I'm returning to my cook booklet grab bag for today's entry. It's the demandingly-titled "Praise the Cook" from Pet Milk (1962).
Does this book have to implore us to "Praise the Cook" because the idea would not present itself otherwise? That's probably not a great sign.
And if the cook is the one reading this book, is it really just an order to praise oneself? Maybe this is written for people with no self-confidence?
I'm confused, but the scalloped potatoes look like they may well be praiseworthy. (Hard to go wrong with potatoes!)
The gelatin castle looks like it could have been a trick to unmold, too,so the cook must have known how to finesse a jiggly blob out of its home without breaking the thing into a jillion slithering pieces.
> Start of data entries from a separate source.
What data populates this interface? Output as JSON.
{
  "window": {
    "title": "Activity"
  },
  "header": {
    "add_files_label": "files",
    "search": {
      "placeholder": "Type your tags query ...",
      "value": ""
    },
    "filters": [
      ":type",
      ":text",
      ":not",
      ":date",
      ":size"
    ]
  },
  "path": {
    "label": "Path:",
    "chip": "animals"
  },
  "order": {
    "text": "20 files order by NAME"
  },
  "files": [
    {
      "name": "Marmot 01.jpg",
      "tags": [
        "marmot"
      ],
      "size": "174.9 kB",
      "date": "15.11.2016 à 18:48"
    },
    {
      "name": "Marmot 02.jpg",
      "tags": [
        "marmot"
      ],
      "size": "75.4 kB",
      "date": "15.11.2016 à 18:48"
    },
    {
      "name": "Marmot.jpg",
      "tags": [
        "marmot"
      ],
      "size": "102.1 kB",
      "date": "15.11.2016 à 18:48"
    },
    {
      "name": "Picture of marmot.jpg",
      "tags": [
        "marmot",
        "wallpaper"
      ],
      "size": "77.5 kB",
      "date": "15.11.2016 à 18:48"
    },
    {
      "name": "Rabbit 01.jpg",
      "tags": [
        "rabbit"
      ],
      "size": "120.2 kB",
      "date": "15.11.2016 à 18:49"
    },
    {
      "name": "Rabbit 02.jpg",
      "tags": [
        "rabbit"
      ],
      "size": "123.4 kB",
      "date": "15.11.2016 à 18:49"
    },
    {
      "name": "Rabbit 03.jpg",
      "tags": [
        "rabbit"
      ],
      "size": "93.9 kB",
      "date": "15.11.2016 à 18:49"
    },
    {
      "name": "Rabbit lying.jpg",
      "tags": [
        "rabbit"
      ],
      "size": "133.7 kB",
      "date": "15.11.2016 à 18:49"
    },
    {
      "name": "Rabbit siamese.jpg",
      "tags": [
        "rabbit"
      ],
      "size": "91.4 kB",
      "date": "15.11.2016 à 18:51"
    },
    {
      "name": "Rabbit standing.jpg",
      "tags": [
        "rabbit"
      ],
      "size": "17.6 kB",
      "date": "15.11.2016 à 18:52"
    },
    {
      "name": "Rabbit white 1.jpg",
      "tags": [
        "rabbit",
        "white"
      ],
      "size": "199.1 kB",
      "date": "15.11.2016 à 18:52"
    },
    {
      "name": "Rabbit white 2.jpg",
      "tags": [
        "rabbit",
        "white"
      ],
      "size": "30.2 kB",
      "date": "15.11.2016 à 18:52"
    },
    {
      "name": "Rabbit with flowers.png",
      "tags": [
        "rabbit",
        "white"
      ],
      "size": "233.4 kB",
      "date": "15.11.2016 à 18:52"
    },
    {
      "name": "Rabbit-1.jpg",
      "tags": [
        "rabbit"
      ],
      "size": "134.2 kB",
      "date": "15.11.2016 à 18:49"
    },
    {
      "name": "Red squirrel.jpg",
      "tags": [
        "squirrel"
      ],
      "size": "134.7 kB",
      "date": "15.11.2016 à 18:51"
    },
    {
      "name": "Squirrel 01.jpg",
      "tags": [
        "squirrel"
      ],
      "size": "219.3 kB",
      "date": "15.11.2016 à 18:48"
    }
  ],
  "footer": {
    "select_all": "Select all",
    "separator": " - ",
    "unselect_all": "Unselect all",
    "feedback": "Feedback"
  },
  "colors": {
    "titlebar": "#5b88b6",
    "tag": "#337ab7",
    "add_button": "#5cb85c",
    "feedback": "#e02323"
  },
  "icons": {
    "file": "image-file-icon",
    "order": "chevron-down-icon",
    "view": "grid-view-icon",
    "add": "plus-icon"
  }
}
There are 14 total recipes, so not a lot to choose from. I think this one is pretty intriguing, though:
What are those? Thumbprint cookies? Cake donuts with jelly in the hole?
Nope! They are corn-crisped hamburgers. Mix hamburger with Pet Milk, Kellogg's Corn Flakes, and seasonings. Shape and bread with more Pet Milk, Kellogg's Corn Flakes, and seasonings. (Notice a theme here?) Top with catsup and bake on Reynolds Wrap for crispy, milky, corny burgers.
I'm sensing that Pet Milk was not really the only sponsor....
And since we are all crazy for gelatin molds, here's Recipe No. 14, from the cover:
Tutti-Frutti Mold is totally mid-20th-century, with a can of fruit cocktail in the gelatin. This one is dressed up with a fluffed-up base layer of Pet Milk and lemon juice in the base layer. It doesn't sound too bad, but I wonder if canned fruit cocktail was a lot different in the '60s. I'm used to grapes, maraschino cherries, and diced peaches and pears. Look at the picture from the cover, though, and it looks as if there are some seriously big hunks of pear in there. This would be one mold that would be hard to eat gracefully unless you could somehow cut up the pears (and who cuts up a gelatin mold?)!
Have a corn-crisped, tutti-frutti Wednesday!